When it comes to walk-in freezers and coolers, no matter how sophisticated the mechanical refrigeration systems or how well maintained, those who are responsible for such units always fret a bit about product integrity, especially if it is a food product. The issues relate to the possibility of mold, fungal spores, bacteria, and ethylene gas and acids. The latest mechanical technologies are designed to deal with such issues along with the need for proper installation and servicing.
|This passive filter is designed to deal with food integrity issues in freezers and coolers.|
Now a new product has entered the refrigeration market designed to further deal with food integrity issues in freezers and coolers. It is a passive filter called Filtirite™ developed by Dr. Joseph Caudle and manufactured by AirSciences International Inc. of Tampa, Florida.
In a telephone interview, Caudle talked about the filters, which have been improved with a new mineral formula in the past few months. Caudle received a patent on his proprietary filter technology in April 2014. While previous versions of the AirSciences filters are now in restaurants, food warehouses, and amusement park locations in seven states (including Universal Studios in Orlando, Florida, for the past six years), AirSciences is now seeking to make a stronger push into the refrigeration sector with its new formula. Air conditioning systems are also a target.
Speaking of the filters, Caudle said, “These filters hang inside the freezer, cooler, or air conditioning plenum. They attract excess humidity and air pollutants, including bacteria, fungal spores, viruses, gaseous molecules such as ethylene gas and acids, as well as odors. The initial key to our filters’ effectiveness is to prevent the dew point from occurring in refrigerators and freezers. Just as the relative humidity approaches 100 percent, the mineral matrix adsorbs enough additional humidity to keep the dew point from occurring. The filters keep refrigerators dry and freezers free of ice.” He added that the filters can “reduce refrigeration compressor run time by keeping humidity lower. Contractors will see their units run dryer. In freezers you may be able to reduce the number of defrost cycles per day.”
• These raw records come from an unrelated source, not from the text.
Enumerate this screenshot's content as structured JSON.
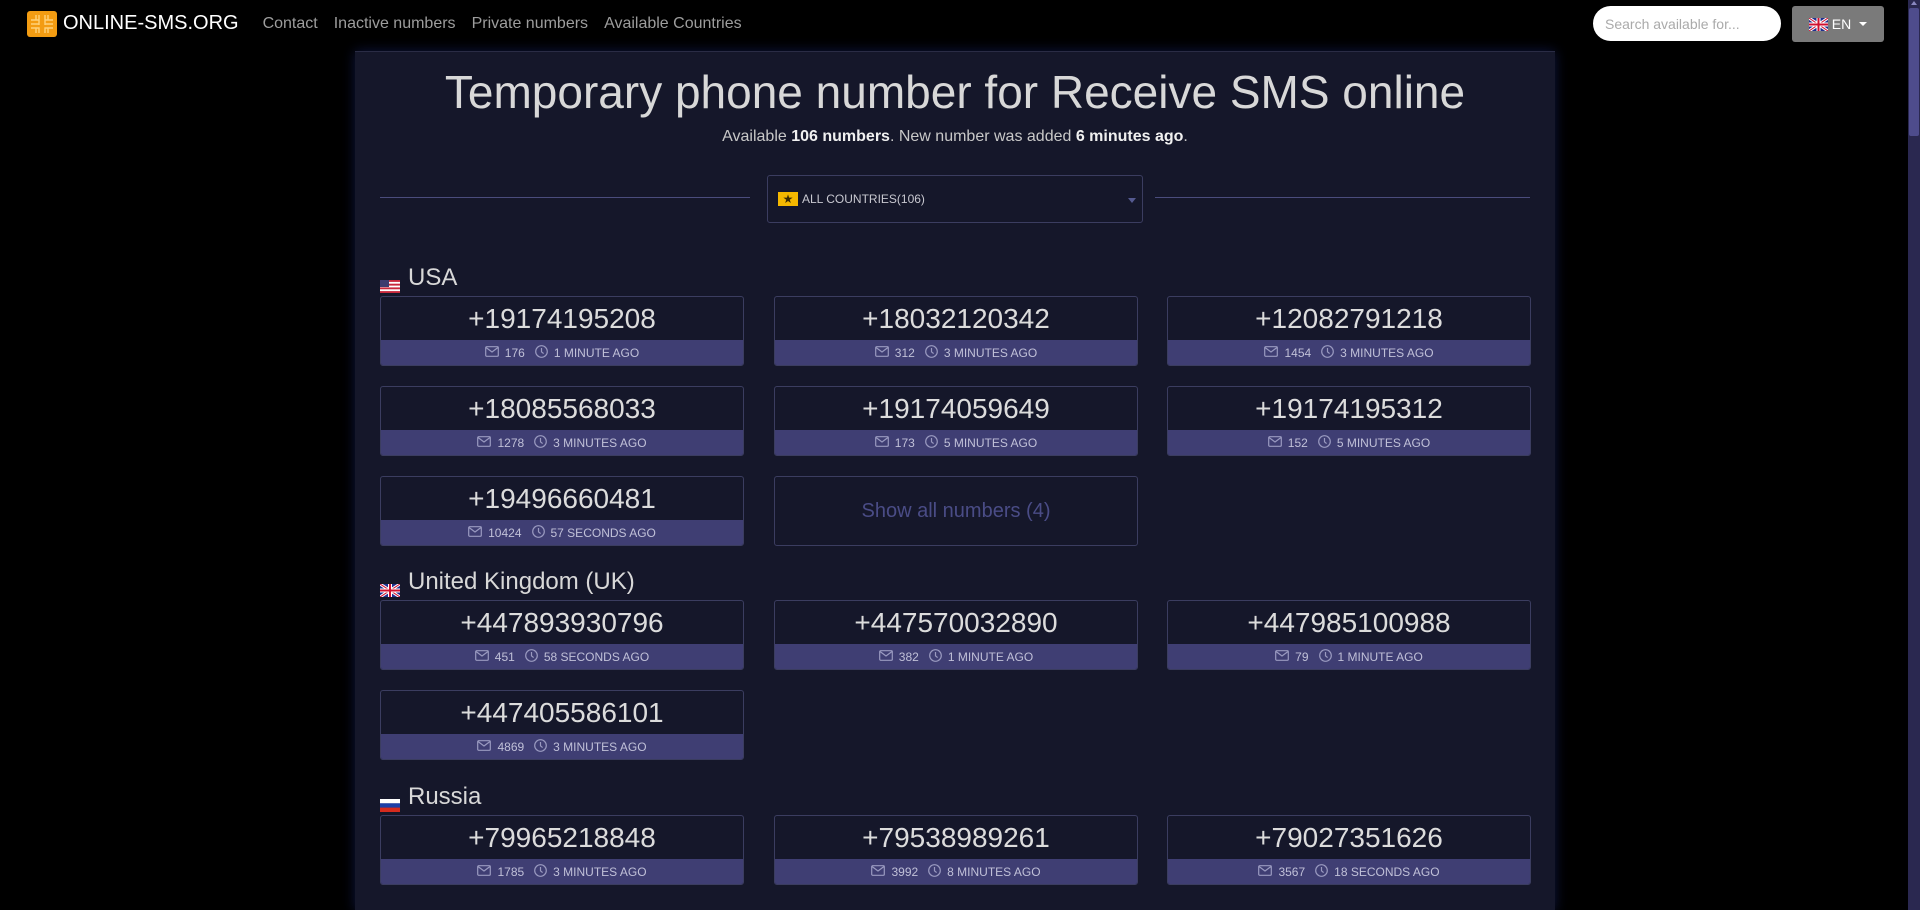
{
  "navbar": {
    "brand": "ONLINE-SMS.ORG",
    "brand_color": "#f39c12",
    "links": [
      "Contact",
      "Inactive numbers",
      "Private numbers",
      "Available Countries"
    ],
    "search_placeholder": "Search available for...",
    "language": "EN"
  },
  "header": {
    "title": "Temporary phone number for Receive SMS online",
    "subtitle_prefix": "Available ",
    "subtitle_count": "106 numbers",
    "subtitle_middle": ". New number was added ",
    "subtitle_time": "6 minutes ago",
    "subtitle_suffix": "."
  },
  "filter": {
    "selected": "ALL COUNTRIES(106)"
  },
  "colors": {
    "background": "#000000",
    "panel": "#15172a",
    "card_meta": "#3f3e73",
    "card_border": "#3b3d60",
    "accent_star": "#f5b800"
  },
  "countries": [
    {
      "name": "USA",
      "flag": "us-flag",
      "numbers": [
        {
          "number": "+19174195208",
          "sms": "176",
          "time": "1 MINUTE AGO"
        },
        {
          "number": "+18032120342",
          "sms": "312",
          "time": "3 MINUTES AGO"
        },
        {
          "number": "+12082791218",
          "sms": "1454",
          "time": "3 MINUTES AGO"
        },
        {
          "number": "+18085568033",
          "sms": "1278",
          "time": "3 MINUTES AGO"
        },
        {
          "number": "+19174059649",
          "sms": "173",
          "time": "5 MINUTES AGO"
        },
        {
          "number": "+19174195312",
          "sms": "152",
          "time": "5 MINUTES AGO"
        },
        {
          "number": "+19496660481",
          "sms": "10424",
          "time": "57 SECONDS AGO"
        }
      ],
      "show_all": "Show all numbers (4)"
    },
    {
      "name": "United Kingdom (UK)",
      "flag": "uk-flag",
      "numbers": [
        {
          "number": "+447893930796",
          "sms": "451",
          "time": "58 SECONDS AGO"
        },
        {
          "number": "+447570032890",
          "sms": "382",
          "time": "1 MINUTE AGO"
        },
        {
          "number": "+447985100988",
          "sms": "79",
          "time": "1 MINUTE AGO"
        },
        {
          "number": "+447405586101",
          "sms": "4869",
          "time": "3 MINUTES AGO"
        }
      ]
    },
    {
      "name": "Russia",
      "flag": "russia-flag",
      "numbers": [
        {
          "number": "+79965218848",
          "sms": "1785",
          "time": "3 MINUTES AGO"
        },
        {
          "number": "+79538989261",
          "sms": "3992",
          "time": "8 MINUTES AGO"
        },
        {
          "number": "+79027351626",
          "sms": "3567",
          "time": "18 SECONDS AGO"
        }
      ]
    }
  ]
}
How the Filters Work
At the company’s website (www.airsciences.us) it says, “The filters attract microscopic air pollutants, including a broad variety of spores, bacteria, hyphal fragments, insect fragments, and other particulate air pollutants into the mineral structure. Since these filters are passive, they can adsorb the very smallest (and most dangerous) air pollutant particles.
“In refrigerators, operating temperatures (at the same thermostat setting) are reduced an average of 2-4°F. The relative humidity is reduced so that it almost never reaches 100 percent, meaning that condensation is not formed. As a result, the refrigerator runs dry; the compressor runs only 50-60 percent of its previous run time, saving large amounts of electricity.”
For freezers, the site references a study done at the Volusia County (Florida) Schools. “The freezers liked the effect of the filters. They decreased from an average of 3.83°F to -1.35°, or a 5.18° improvement, while the average daily outside temperature was rising 3.5°. All odors, freezer burn, and surface ice were eliminated.” Caudle added that further test results not yet reflected on the website indicate an average 10-12°F temperature reduction in freezers: “Recently, a large freezer at Nu Vista Foods Group in Tampa fell from 5°F to -22°F in four weeks, requiring a large thermostat adjustment,” he said.
Caudle said the filters are mineral-based. For contractors, an aftermarket version of the filters can be sent to contractors periodically to provide for their clients’ walk-in units. The filters must be changed out monthly. AirSciences provides reminder texts to clients on the first of each month to assist with change-outs. It was noted that an Internet sales group in Michigan which works with food service franchisers plans to offer the filter as a “value added.”
“Our subscriptions and leases are normally month-to-month,” Caudle pointed out.
Caudle also said AirSciences is seeking to work with OEMs for his patented automated filtration system called the “Temperature Pump,” to be manufactured as part of their reach-in freezers, coolers, and air conditioning equipment. The Temperature Pump removes humidity and pollutants from these systems, above and beyond what other filters remove, with no air loss, Caudle said.